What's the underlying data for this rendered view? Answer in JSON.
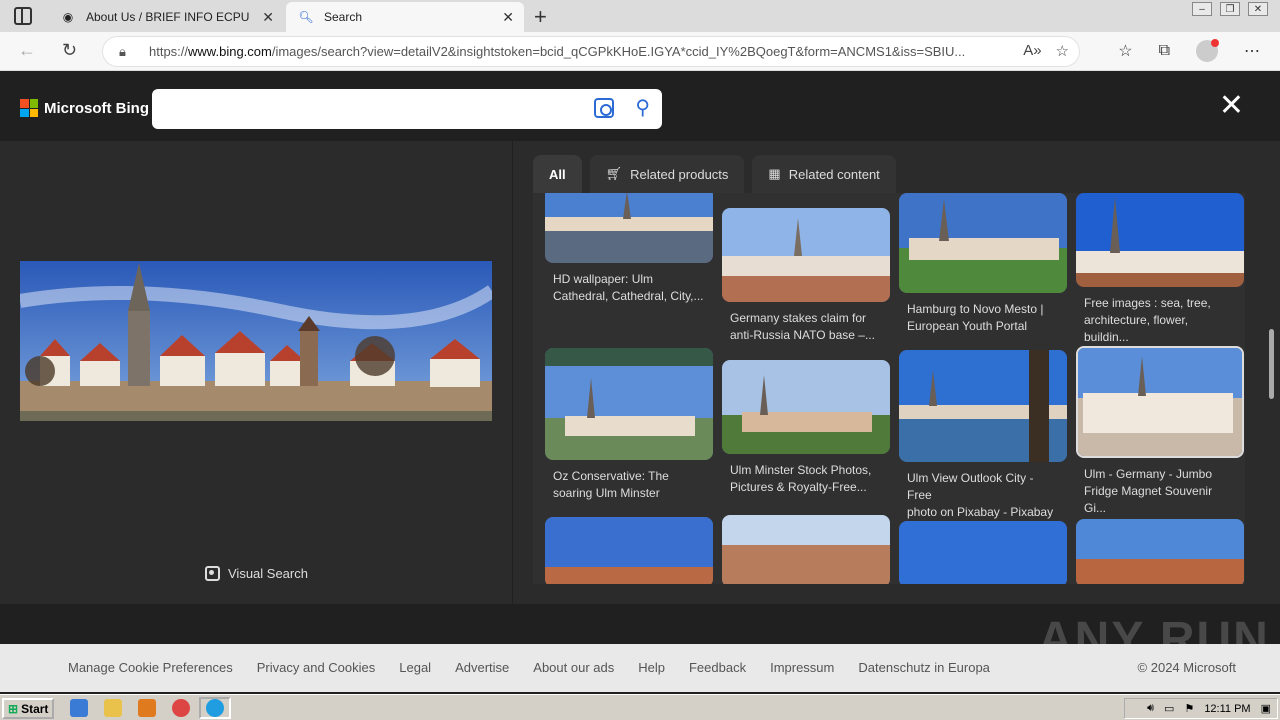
{
  "browser": {
    "tabs": [
      {
        "title": "About Us / BRIEF INFO ECPU",
        "icon": "site-favicon"
      },
      {
        "title": "Search",
        "icon": "search-favicon"
      }
    ],
    "url_prefix": "https://",
    "url_domain": "www.bing.com",
    "url_rest": "/images/search?view=detailV2&insightstoken=bcid_qCGPkKHoE.IGYA*ccid_IY%2BQoegT&form=ANCMS1&iss=SBIU..."
  },
  "bing": {
    "brand": "Microsoft Bing",
    "search_value": "",
    "visual_search_label": "Visual Search",
    "tabs": [
      {
        "label": "All"
      },
      {
        "label": "Related products"
      },
      {
        "label": "Related content"
      }
    ]
  },
  "results": [
    {
      "caption": "HD wallpaper: Ulm\nCathedral, Cathedral, City,..."
    },
    {
      "caption": "Germany stakes claim for\nanti-Russia NATO base –..."
    },
    {
      "caption": "Hamburg to Novo Mesto |\nEuropean Youth Portal"
    },
    {
      "caption": "Free images : sea, tree,\narchitecture, flower, buildin..."
    },
    {
      "caption": "Oz Conservative: The\nsoaring Ulm Minster"
    },
    {
      "caption": "Ulm Minster Stock Photos,\nPictures & Royalty-Free..."
    },
    {
      "caption": "Ulm View Outlook City - Free\nphoto on Pixabay - Pixabay"
    },
    {
      "caption": "Ulm - Germany - Jumbo\nFridge Magnet Souvenir Gi..."
    }
  ],
  "footer": {
    "links": [
      "Manage Cookie Preferences",
      "Privacy and Cookies",
      "Legal",
      "Advertise",
      "About our ads",
      "Help",
      "Feedback",
      "Impressum",
      "Datenschutz in Europa"
    ],
    "copyright": "© 2024 Microsoft"
  },
  "watermark": "ANY RUN",
  "taskbar": {
    "start_label": "Start",
    "clock": "12:11 PM"
  }
}
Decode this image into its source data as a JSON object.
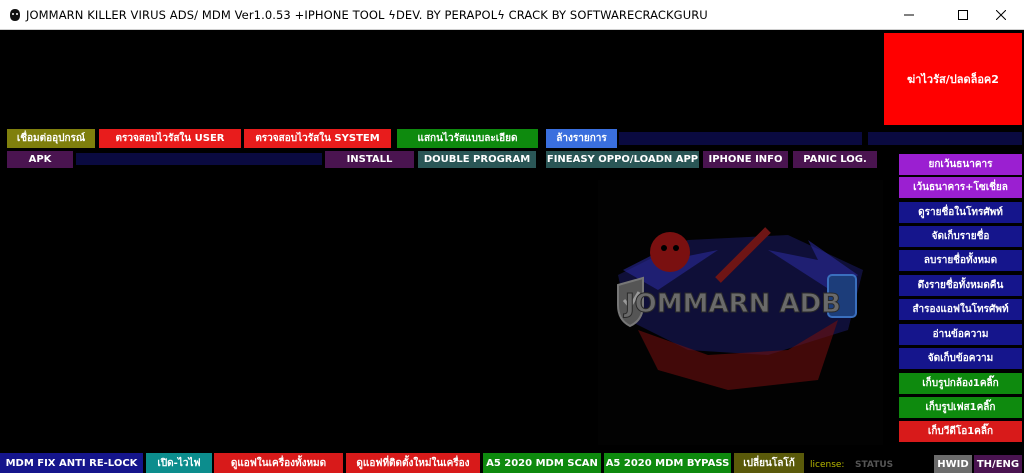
{
  "window": {
    "title": "JOMMARN KILLER VIRUS ADS/ MDM Ver1.0.53 +IPHONE TOOL ϟDEV. BY PERAPOLϟ CRACK BY SOFTWARECRACKGURU"
  },
  "big_button": {
    "label": "ฆ่าไวรัส/ปลดล็อค2"
  },
  "row1": {
    "connect": "เชื่อมต่ออุปกรณ์",
    "scan_user": "ตรวจสอบไวรัสใน USER",
    "scan_system": "ตรวจสอบไวรัสใน SYSTEM",
    "deep_scan": "แสกนไวรัสแบบละเอียด",
    "clear_list": "ล้างรายการ"
  },
  "row2": {
    "apk": "APK",
    "install": "INSTALL",
    "double_program": "DOUBLE PROGRAM",
    "fineasy": "FINEASY OPPO/LOADN APP",
    "iphone_info": "IPHONE INFO",
    "panic_log": "PANIC LOG."
  },
  "right_menu": [
    "ยกเว้นธนาคาร",
    "เว้นธนาคาร+โซเชี่ยล",
    "ดูรายชื่อในโทรศัพท์",
    "จัดเก็บรายชื่อ",
    "ลบรายชื่อทั้งหมด",
    "ดึงรายชื่อทั้งหมดคืน",
    "สำรองแอฟในโทรศัพท์",
    "อ่านข้อความ",
    "จัดเก็บข้อความ",
    "เก็บรูปกล้อง1คลิ๊ก",
    "เก็บรูปเฟส1คลิ๊ก",
    "เก็บวีดีโอ1คลิ๊ก"
  ],
  "bottom": {
    "mdm_fix": "MDM FIX ANTI RE-LOCK",
    "wifi": "เปิด-ไวไฟ",
    "all_apps": "ดูแอฟในเครื่องทั้งหมด",
    "new_apps": "ดูแอฟที่ติดตั้งใหม่ในเครื่อง",
    "a5_scan": "A5 2020 MDM SCAN",
    "a5_bypass": "A5 2020 MDM BYPASS",
    "change_logo": "เปลี่ยนโลโก้",
    "license_label": "license:",
    "status": "STATUS",
    "hwid": "HWID",
    "lang": "TH/ENG"
  },
  "logo": {
    "text": "JOMMARN ADB"
  },
  "colors": {
    "purple": "#9b1fd1",
    "navy": "#15158c",
    "green": "#0e8a0e",
    "red": "#d81a1a",
    "olive": "#7f7f0d",
    "dark_teal": "#1f4f4f",
    "dark_purple": "#4a1450",
    "blue": "#3a6fde",
    "teal": "#0c8d8d",
    "big_red": "#ff0000"
  }
}
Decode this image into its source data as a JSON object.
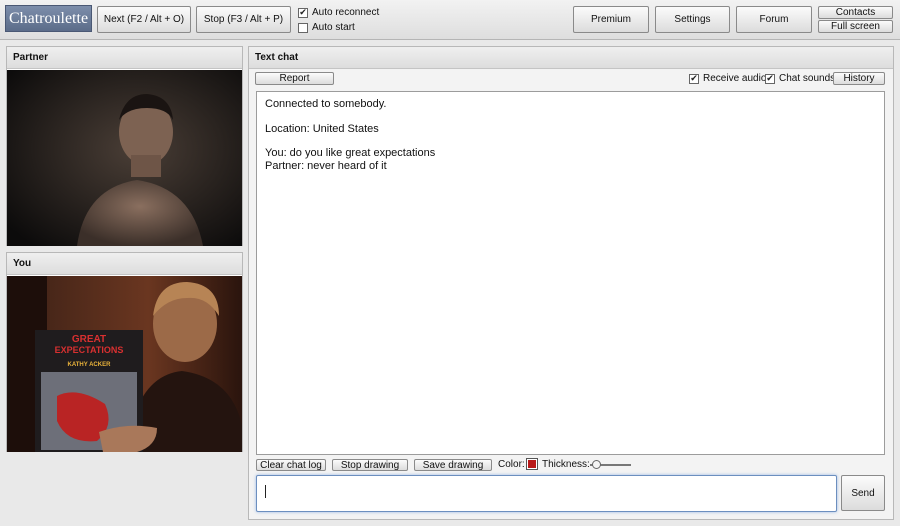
{
  "app": {
    "logo": "Chatroulette"
  },
  "toolbar": {
    "next_label": "Next (F2 / Alt + O)",
    "stop_label": "Stop (F3 / Alt + P)",
    "auto_reconnect": {
      "label": "Auto reconnect",
      "checked": true
    },
    "auto_start": {
      "label": "Auto start",
      "checked": false
    },
    "premium_label": "Premium",
    "settings_label": "Settings",
    "forum_label": "Forum",
    "contacts_label": "Contacts",
    "fullscreen_label": "Full screen"
  },
  "partner_panel": {
    "title": "Partner"
  },
  "you_panel": {
    "title": "You",
    "book_title": "GREAT EXPECTATIONS",
    "book_author": "KATHY ACKER"
  },
  "chat_panel": {
    "title": "Text chat",
    "report_label": "Report",
    "receive_audio": {
      "label": "Receive audio",
      "checked": true
    },
    "chat_sounds": {
      "label": "Chat sounds",
      "checked": true
    },
    "history_label": "History",
    "messages": [
      "Connected to somebody.",
      "Location: United States",
      "You: do you like great expectations",
      "Partner: never heard of it"
    ]
  },
  "drawing_bar": {
    "clear_label": "Clear chat log",
    "stop_drawing_label": "Stop drawing",
    "save_drawing_label": "Save drawing",
    "color_label": "Color:",
    "color_value": "#b81818",
    "thickness_label": "Thickness:"
  },
  "input": {
    "value": "",
    "send_label": "Send"
  },
  "colors": {
    "logo_bg": "#6a7b98",
    "input_focus": "#6c8fbf",
    "panel_border": "#b8b8b8"
  }
}
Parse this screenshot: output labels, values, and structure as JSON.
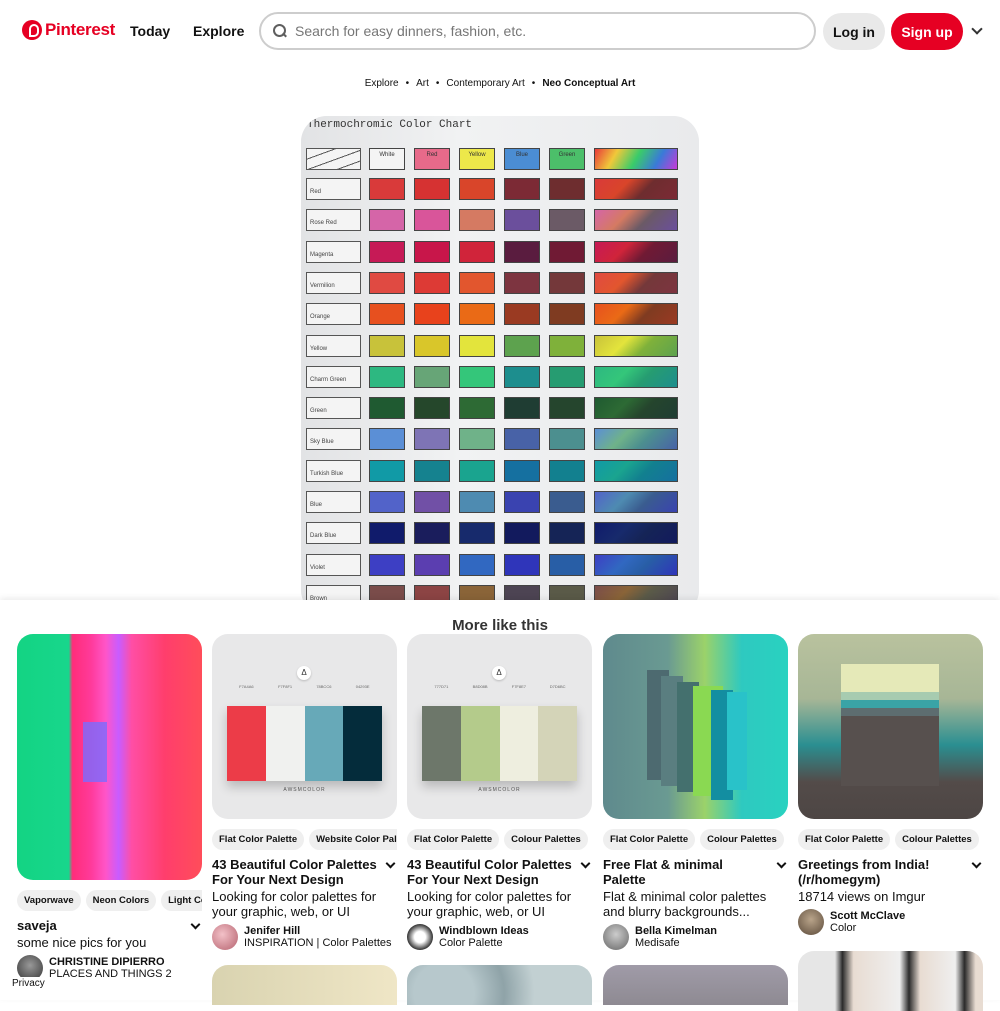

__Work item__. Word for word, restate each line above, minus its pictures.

__Answer__.
What's the underlying data for this rendered view? Answer in JSON.
{
  "browser": {
    "tabs": [
      {
        "title": "About Us / BRIEF INFO ECPU",
        "icon": "site-favicon"
      },
      {
        "title": "Search",
        "icon": "search-favicon"
      }
    ],
    "url_prefix": "https://",
    "url_domain": "www.bing.com",
    "url_rest": "/images/search?view=detailV2&insightstoken=bcid_qCGPkKHoE.IGYA*ccid_IY%2BQoegT&form=ANCMS1&iss=SBIU..."
  },
  "bing": {
    "brand": "Microsoft Bing",
    "search_value": "",
    "visual_search_label": "Visual Search",
    "tabs": [
      {
        "label": "All"
      },
      {
        "label": "Related products"
      },
      {
        "label": "Related content"
      }
    ]
  },
  "results": [
    {
      "caption": "HD wallpaper: Ulm\nCathedral, Cathedral, City,..."
    },
    {
      "caption": "Germany stakes claim for\nanti-Russia NATO base –..."
    },
    {
      "caption": "Hamburg to Novo Mesto |\nEuropean Youth Portal"
    },
    {
      "caption": "Free images : sea, tree,\narchitecture, flower, buildin..."
    },
    {
      "caption": "Oz Conservative: The\nsoaring Ulm Minster"
    },
    {
      "caption": "Ulm Minster Stock Photos,\nPictures & Royalty-Free..."
    },
    {
      "caption": "Ulm View Outlook City - Free\nphoto on Pixabay - Pixabay"
    },
    {
      "caption": "Ulm - Germany - Jumbo\nFridge Magnet Souvenir Gi..."
    }
  ],
  "footer": {
    "links": [
      "Manage Cookie Preferences",
      "Privacy and Cookies",
      "Legal",
      "Advertise",
      "About our ads",
      "Help",
      "Feedback",
      "Impressum",
      "Datenschutz in Europa"
    ],
    "copyright": "© 2024 Microsoft"
  },
  "watermark": "ANY RUN",
  "taskbar": {
    "start_label": "Start",
    "clock": "12:11 PM"
  }
}
Decode this image into its source data as a JSON object.
{
  "window": {
    "title": "JOMMARN KILLER VIRUS ADS/ MDM Ver1.0.53 +IPHONE TOOL ϟDEV. BY PERAPOLϟ CRACK BY SOFTWARECRACKGURU"
  },
  "big_button": {
    "label": "ฆ่าไวรัส/ปลดล็อค2"
  },
  "row1": {
    "connect": "เชื่อมต่ออุปกรณ์",
    "scan_user": "ตรวจสอบไวรัสใน USER",
    "scan_system": "ตรวจสอบไวรัสใน SYSTEM",
    "deep_scan": "แสกนไวรัสแบบละเอียด",
    "clear_list": "ล้างรายการ"
  },
  "row2": {
    "apk": "APK",
    "install": "INSTALL",
    "double_program": "DOUBLE PROGRAM",
    "fineasy": "FINEASY OPPO/LOADN APP",
    "iphone_info": "IPHONE INFO",
    "panic_log": "PANIC LOG."
  },
  "right_menu": [
    "ยกเว้นธนาคาร",
    "เว้นธนาคาร+โซเชี่ยล",
    "ดูรายชื่อในโทรศัพท์",
    "จัดเก็บรายชื่อ",
    "ลบรายชื่อทั้งหมด",
    "ดึงรายชื่อทั้งหมดคืน",
    "สำรองแอฟในโทรศัพท์",
    "อ่านข้อความ",
    "จัดเก็บข้อความ",
    "เก็บรูปกล้อง1คลิ๊ก",
    "เก็บรูปเฟส1คลิ๊ก",
    "เก็บวีดีโอ1คลิ๊ก"
  ],
  "bottom": {
    "mdm_fix": "MDM FIX ANTI RE-LOCK",
    "wifi": "เปิด-ไวไฟ",
    "all_apps": "ดูแอฟในเครื่องทั้งหมด",
    "new_apps": "ดูแอฟที่ติดตั้งใหม่ในเครื่อง",
    "a5_scan": "A5 2020 MDM SCAN",
    "a5_bypass": "A5 2020 MDM BYPASS",
    "change_logo": "เปลี่ยนโลโก้",
    "license_label": "license:",
    "status": "STATUS",
    "hwid": "HWID",
    "lang": "TH/ENG"
  },
  "logo": {
    "text": "JOMMARN ADB"
  },
  "colors": {
    "purple": "#9b1fd1",
    "navy": "#15158c",
    "green": "#0e8a0e",
    "red": "#d81a1a",
    "olive": "#7f7f0d",
    "dark_teal": "#1f4f4f",
    "dark_purple": "#4a1450",
    "blue": "#3a6fde",
    "teal": "#0c8d8d",
    "big_red": "#ff0000"
  }
}
Decode this image into its source data as a JSON object.
{
  "app": {
    "logo": "Chatroulette"
  },
  "toolbar": {
    "next_label": "Next (F2 / Alt + O)",
    "stop_label": "Stop (F3 / Alt + P)",
    "auto_reconnect": {
      "label": "Auto reconnect",
      "checked": true
    },
    "auto_start": {
      "label": "Auto start",
      "checked": false
    },
    "premium_label": "Premium",
    "settings_label": "Settings",
    "forum_label": "Forum",
    "contacts_label": "Contacts",
    "fullscreen_label": "Full screen"
  },
  "partner_panel": {
    "title": "Partner"
  },
  "you_panel": {
    "title": "You",
    "book_title": "GREAT EXPECTATIONS",
    "book_author": "KATHY ACKER"
  },
  "chat_panel": {
    "title": "Text chat",
    "report_label": "Report",
    "receive_audio": {
      "label": "Receive audio",
      "checked": true
    },
    "chat_sounds": {
      "label": "Chat sounds",
      "checked": true
    },
    "history_label": "History",
    "messages": [
      "Connected to somebody.",
      "Location: United States",
      "You: do you like great expectations",
      "Partner: never heard of it"
    ]
  },
  "drawing_bar": {
    "clear_label": "Clear chat log",
    "stop_drawing_label": "Stop drawing",
    "save_drawing_label": "Save drawing",
    "color_label": "Color:",
    "color_value": "#b81818",
    "thickness_label": "Thickness:"
  },
  "input": {
    "value": "",
    "send_label": "Send"
  },
  "colors": {
    "logo_bg": "#6a7b98",
    "input_focus": "#6c8fbf",
    "panel_border": "#b8b8b8"
  }
}
Parse this screenshot: output labels, values, and structure as JSON.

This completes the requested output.